## [Source material]
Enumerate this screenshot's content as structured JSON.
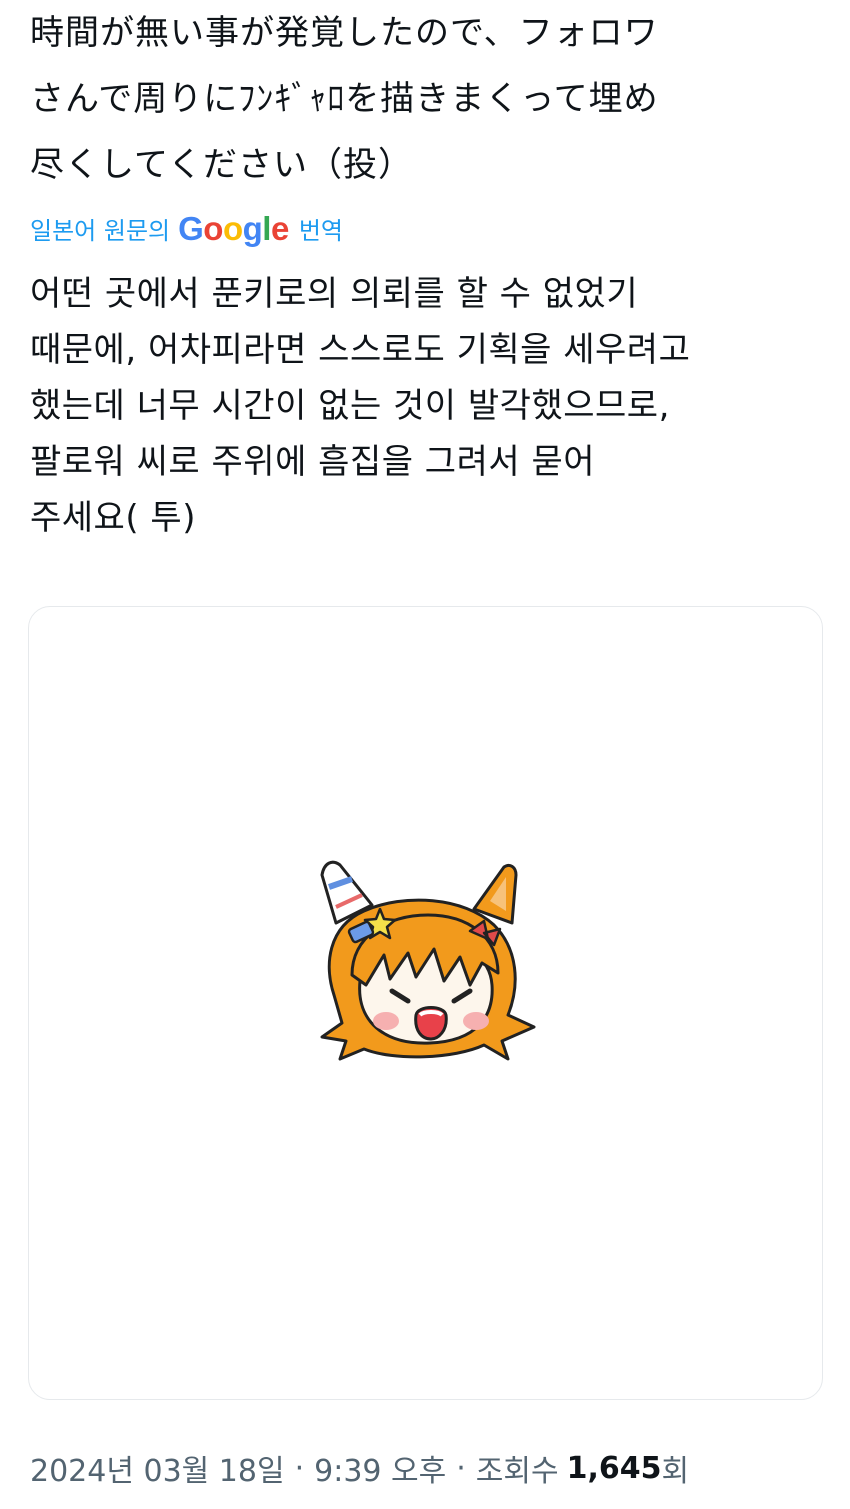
{
  "tweet": {
    "original_lines": [
      "時間が無い事が発覚したので、フォロワ",
      "さんで周りにﾌﾝｷﾞｬﾛを描きまくって埋め",
      "尽くしてください（投）"
    ],
    "translate": {
      "prefix": "일본어 원문의",
      "google_letters": [
        "G",
        "o",
        "o",
        "g",
        "l",
        "e"
      ],
      "google_colors": [
        "#4285F4",
        "#EA4335",
        "#FBBC05",
        "#4285F4",
        "#34A853",
        "#EA4335"
      ],
      "suffix": "번역"
    },
    "translated_lines": [
      "어떤 곳에서 푼키로의 의뢰를 할 수 없었기",
      "때문에, 어차피라면 스스로도 기획을 세우려고",
      "했는데 너무 시간이 없는 것이 발각했으므로,",
      "팔로워 씨로 주위에 흠집을 그려서 묻어",
      "주세요( 투)"
    ],
    "meta": {
      "date": "2024년 03월 18일",
      "separator": "·",
      "time": "9:39 오후",
      "views_label": "조회수",
      "views_count": "1,645",
      "views_unit": "회"
    },
    "colors": {
      "text": "#0f1419",
      "link": "#1d9bf0",
      "muted": "#536471",
      "hair": "#f29a1c"
    }
  }
}
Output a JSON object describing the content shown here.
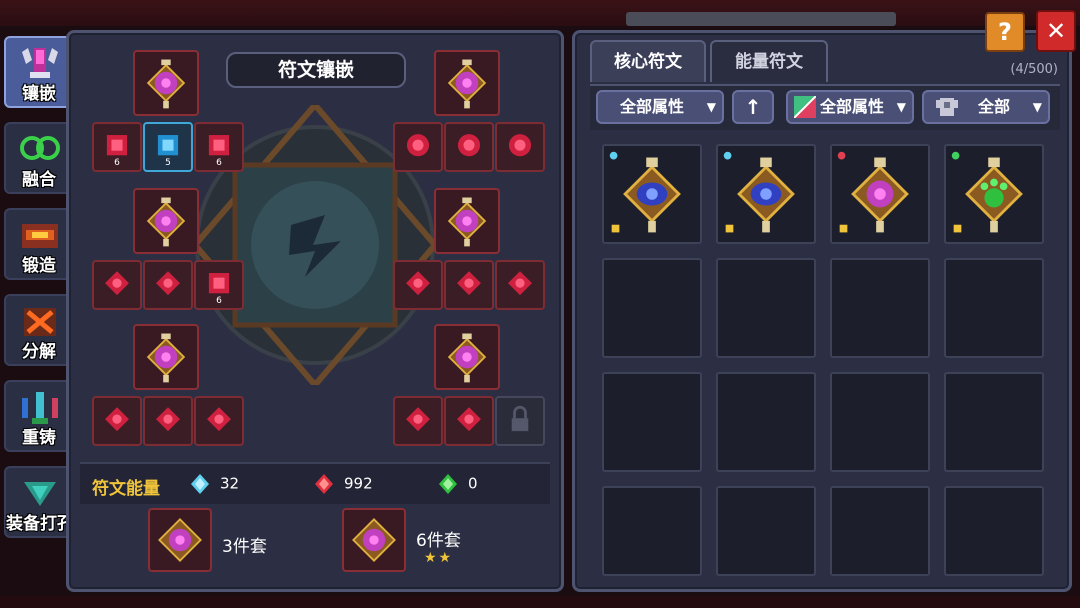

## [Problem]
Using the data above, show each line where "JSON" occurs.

## [Task output]
Enumerate this screenshot's content as structured JSON.
Output a JSON object describing the content shown here.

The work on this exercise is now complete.